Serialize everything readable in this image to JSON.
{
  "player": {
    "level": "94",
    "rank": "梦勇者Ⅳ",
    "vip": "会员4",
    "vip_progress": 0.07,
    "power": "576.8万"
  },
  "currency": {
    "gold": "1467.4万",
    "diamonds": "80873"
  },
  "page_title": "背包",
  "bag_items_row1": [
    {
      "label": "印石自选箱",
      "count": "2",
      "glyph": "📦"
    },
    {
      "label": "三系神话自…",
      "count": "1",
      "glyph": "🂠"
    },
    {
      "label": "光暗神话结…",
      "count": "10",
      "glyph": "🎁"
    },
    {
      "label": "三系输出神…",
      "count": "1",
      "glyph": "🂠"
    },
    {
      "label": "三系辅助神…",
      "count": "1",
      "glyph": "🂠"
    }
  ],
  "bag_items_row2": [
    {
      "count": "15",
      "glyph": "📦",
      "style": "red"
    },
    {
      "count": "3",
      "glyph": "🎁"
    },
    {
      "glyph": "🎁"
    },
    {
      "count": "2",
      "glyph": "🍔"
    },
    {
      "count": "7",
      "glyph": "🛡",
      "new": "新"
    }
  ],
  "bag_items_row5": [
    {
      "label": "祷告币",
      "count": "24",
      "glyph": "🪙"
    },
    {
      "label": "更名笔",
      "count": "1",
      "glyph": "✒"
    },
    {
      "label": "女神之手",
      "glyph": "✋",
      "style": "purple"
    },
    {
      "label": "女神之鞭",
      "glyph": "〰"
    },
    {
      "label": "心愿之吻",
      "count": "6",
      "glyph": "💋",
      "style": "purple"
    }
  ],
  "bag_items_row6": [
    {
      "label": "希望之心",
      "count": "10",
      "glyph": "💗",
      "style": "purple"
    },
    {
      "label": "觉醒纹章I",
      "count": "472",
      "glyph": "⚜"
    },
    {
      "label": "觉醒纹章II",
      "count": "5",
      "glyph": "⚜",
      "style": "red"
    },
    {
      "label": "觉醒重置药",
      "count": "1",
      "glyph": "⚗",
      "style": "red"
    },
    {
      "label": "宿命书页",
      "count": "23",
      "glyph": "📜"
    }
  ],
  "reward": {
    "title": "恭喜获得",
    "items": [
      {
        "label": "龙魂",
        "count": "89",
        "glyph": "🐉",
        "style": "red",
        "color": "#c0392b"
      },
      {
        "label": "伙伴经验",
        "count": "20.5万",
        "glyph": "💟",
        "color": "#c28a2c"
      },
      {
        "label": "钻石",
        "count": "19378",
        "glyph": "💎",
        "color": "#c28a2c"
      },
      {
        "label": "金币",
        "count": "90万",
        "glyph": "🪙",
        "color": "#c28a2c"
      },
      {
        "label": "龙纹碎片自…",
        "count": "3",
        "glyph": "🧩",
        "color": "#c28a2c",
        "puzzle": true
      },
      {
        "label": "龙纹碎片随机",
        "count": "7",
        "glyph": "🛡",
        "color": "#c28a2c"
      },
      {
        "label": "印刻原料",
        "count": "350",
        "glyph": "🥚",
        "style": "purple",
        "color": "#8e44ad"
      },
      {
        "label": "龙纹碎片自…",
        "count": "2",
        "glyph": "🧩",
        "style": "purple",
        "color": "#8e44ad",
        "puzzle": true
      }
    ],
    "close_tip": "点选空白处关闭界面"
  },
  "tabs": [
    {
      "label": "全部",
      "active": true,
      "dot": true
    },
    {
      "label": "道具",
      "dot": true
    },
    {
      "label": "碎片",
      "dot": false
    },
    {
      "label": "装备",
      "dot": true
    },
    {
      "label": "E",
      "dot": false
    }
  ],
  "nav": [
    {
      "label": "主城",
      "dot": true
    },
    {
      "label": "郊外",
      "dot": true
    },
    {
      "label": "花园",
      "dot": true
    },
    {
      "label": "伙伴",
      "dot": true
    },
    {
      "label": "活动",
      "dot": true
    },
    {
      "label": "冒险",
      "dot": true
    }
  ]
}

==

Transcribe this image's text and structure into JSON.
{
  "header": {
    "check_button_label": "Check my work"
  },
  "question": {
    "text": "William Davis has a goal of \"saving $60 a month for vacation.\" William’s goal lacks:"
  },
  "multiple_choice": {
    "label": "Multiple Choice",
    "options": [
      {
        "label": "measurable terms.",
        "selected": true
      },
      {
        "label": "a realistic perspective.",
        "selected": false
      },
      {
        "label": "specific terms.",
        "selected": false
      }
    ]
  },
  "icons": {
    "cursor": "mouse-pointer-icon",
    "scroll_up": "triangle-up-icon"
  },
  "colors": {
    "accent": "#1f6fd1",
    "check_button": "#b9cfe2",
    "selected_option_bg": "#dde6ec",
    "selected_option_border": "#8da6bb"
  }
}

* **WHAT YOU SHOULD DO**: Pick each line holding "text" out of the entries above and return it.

* **TASK ANSWER**:
Transcribe this image's text and structure into JSON.
    "text": "William Davis has a goal of \"saving $60 a month for vacation.\" William’s goal lacks:"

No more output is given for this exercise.